* **WHAT YOU ARE ASKED TO DO**: Type out all the records word for word. Any pictures are to be left out.

---

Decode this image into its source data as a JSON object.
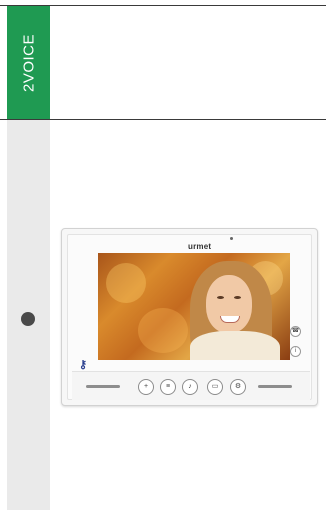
{
  "brand_tab": {
    "label": "2VOICE",
    "color": "#1f9a52"
  },
  "device": {
    "brand": "urmet",
    "screen_subject": "woman-portrait",
    "left_icon": "key-icon",
    "side_buttons": [
      {
        "name": "intercom-icon",
        "glyph": "☎"
      },
      {
        "name": "info-icon",
        "glyph": "i"
      }
    ],
    "controls": [
      {
        "name": "plus-icon",
        "glyph": "+"
      },
      {
        "name": "menu-icon",
        "glyph": "≡"
      },
      {
        "name": "mute-icon",
        "glyph": "♪"
      },
      {
        "name": "camera-icon",
        "glyph": "▭"
      },
      {
        "name": "settings-icon",
        "glyph": "⚙"
      }
    ]
  }
}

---

* **RESULT OF THIS EXERCISE**:
Decode this image into its source data as a JSON object.
{
  "brand_tab": {
    "label": "2VOICE",
    "color": "#1f9a52"
  },
  "device": {
    "brand": "urmet",
    "screen_subject": "woman-portrait",
    "left_icon": "key-icon",
    "side_buttons": [
      {
        "name": "intercom-icon",
        "glyph": "☎"
      },
      {
        "name": "info-icon",
        "glyph": "i"
      }
    ],
    "controls": [
      {
        "name": "plus-icon",
        "glyph": "+"
      },
      {
        "name": "menu-icon",
        "glyph": "≡"
      },
      {
        "name": "mute-icon",
        "glyph": "♪"
      },
      {
        "name": "camera-icon",
        "glyph": "▭"
      },
      {
        "name": "settings-icon",
        "glyph": "⚙"
      }
    ]
  }
}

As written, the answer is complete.